WHAT IS ‘POPULAR POETRY’?
I think it was a Young Ireland Society that set my mind running on ‘popular poetry.’ We used to discuss everything that was known to us about Ireland, and especially Irish literature and Irish history. We had no Gaelic, but paid great honour to the Irish poets who wrote in English, and quoted them in our speeches. I could have told you at that time the dates of the birth and death, and quoted the chief poems, of men whose names you have not heard, and perhaps of some whose names I have forgotten. I knew in my heart that the most of them wrote badly, and yet such romance clung about them, such a desire for Irish poetry was in all our minds, that I kept on saying, not only to others but to myself, that most of them wrote well, or all but well. I had read Shelley and Spenser and had tried to mix their styles together in a pastoral play which I have not come to dislike much, and yet I do not think Shelley or Spenser ever moved me as did these poets. I thought one day—I can remember the very day when I thought it—‘If somebody could make a style which would not be an English style and yet would be musical and full of colour, many others would catch fire from him, and we would have a really great school of ballad poetry in Ireland. If these poets, who have never ceased to fill the newspapers and the ballad-books with their verses, had a good tradition they would write beautifully and move everybody as they move me.’ Then a little later on I thought, ‘If they had something else to write about besides political opinions, if more of them would write about the beliefs of the people like Allingham, or about old legends like Ferguson, they would find it easier to get a style.’ Then, with a deliberateness that still surprises me, for in my heart of hearts I have never been quite certain that one should be more than an artist, that even patriotism is more than an impure desire in an artist, I set to work to find a style and things to write about that the ballad writers might be the better.

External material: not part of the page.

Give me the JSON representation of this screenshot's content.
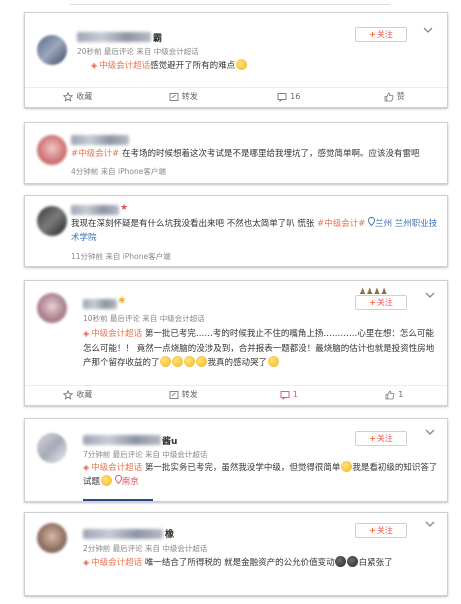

They are no better, I think, and my desire to make them so was, it may be, one of the illusions Nature holds before one, because she knows that the gifts she has to give are not worth troubling about. It is for her sake that we must stir ourselves, but we would not trouble to get out of bed in the morning, or to leave our chairs once we are in them, if she had not her conjuring bag. She wanted a few verses from me, and because it would not have seemed worth while taking so much trouble to see my books lie on a few drawing-room tables, she filled my head with thoughts of making a whole literature, and plucked me out of the Dublin art schools where I should have stayed drawing from the round, and sent me into a library to read bad translations from the Irish, and at last down into Connaught to sit by turf fires. I wanted to write ‘popular poetry’ like those Irish poets, for I believed that all good literatures were popular, and even cherished the fancy that the Adelphi melodrama, which I had never seen, might be good literature, and I hated what I called the coteries....